Data about app and page elements
((

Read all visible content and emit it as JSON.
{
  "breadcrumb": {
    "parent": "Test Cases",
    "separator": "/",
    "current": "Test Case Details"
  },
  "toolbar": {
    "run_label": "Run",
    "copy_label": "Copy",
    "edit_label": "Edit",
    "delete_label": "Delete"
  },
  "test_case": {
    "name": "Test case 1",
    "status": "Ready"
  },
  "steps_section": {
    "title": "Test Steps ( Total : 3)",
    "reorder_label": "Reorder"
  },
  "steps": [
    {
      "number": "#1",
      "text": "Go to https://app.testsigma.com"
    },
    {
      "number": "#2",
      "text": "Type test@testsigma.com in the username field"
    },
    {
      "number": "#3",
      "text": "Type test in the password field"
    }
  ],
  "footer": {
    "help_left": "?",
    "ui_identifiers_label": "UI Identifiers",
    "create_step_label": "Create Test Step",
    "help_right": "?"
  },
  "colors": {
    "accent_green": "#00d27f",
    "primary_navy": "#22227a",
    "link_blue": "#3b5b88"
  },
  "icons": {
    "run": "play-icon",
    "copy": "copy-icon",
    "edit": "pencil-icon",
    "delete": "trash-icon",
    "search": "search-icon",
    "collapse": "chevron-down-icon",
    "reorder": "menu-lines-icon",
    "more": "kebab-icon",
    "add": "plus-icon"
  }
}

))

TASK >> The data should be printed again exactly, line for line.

RESPONSE BELOW >>
Read all visible content and emit it as JSON.
{
  "breadcrumb": {
    "parent": "Test Cases",
    "separator": "/",
    "current": "Test Case Details"
  },
  "toolbar": {
    "run_label": "Run",
    "copy_label": "Copy",
    "edit_label": "Edit",
    "delete_label": "Delete"
  },
  "test_case": {
    "name": "Test case 1",
    "status": "Ready"
  },
  "steps_section": {
    "title": "Test Steps ( Total : 3)",
    "reorder_label": "Reorder"
  },
  "steps": [
    {
      "number": "#1",
      "text": "Go to https://app.testsigma.com"
    },
    {
      "number": "#2",
      "text": "Type test@testsigma.com in the username field"
    },
    {
      "number": "#3",
      "text": "Type test in the password field"
    }
  ],
  "footer": {
    "help_left": "?",
    "ui_identifiers_label": "UI Identifiers",
    "create_step_label": "Create Test Step",
    "help_right": "?"
  },
  "colors": {
    "accent_green": "#00d27f",
    "primary_navy": "#22227a",
    "link_blue": "#3b5b88"
  },
  "icons": {
    "run": "play-icon",
    "copy": "copy-icon",
    "edit": "pencil-icon",
    "delete": "trash-icon",
    "search": "search-icon",
    "collapse": "chevron-down-icon",
    "reorder": "menu-lines-icon",
    "more": "kebab-icon",
    "add": "plus-icon"
  }
}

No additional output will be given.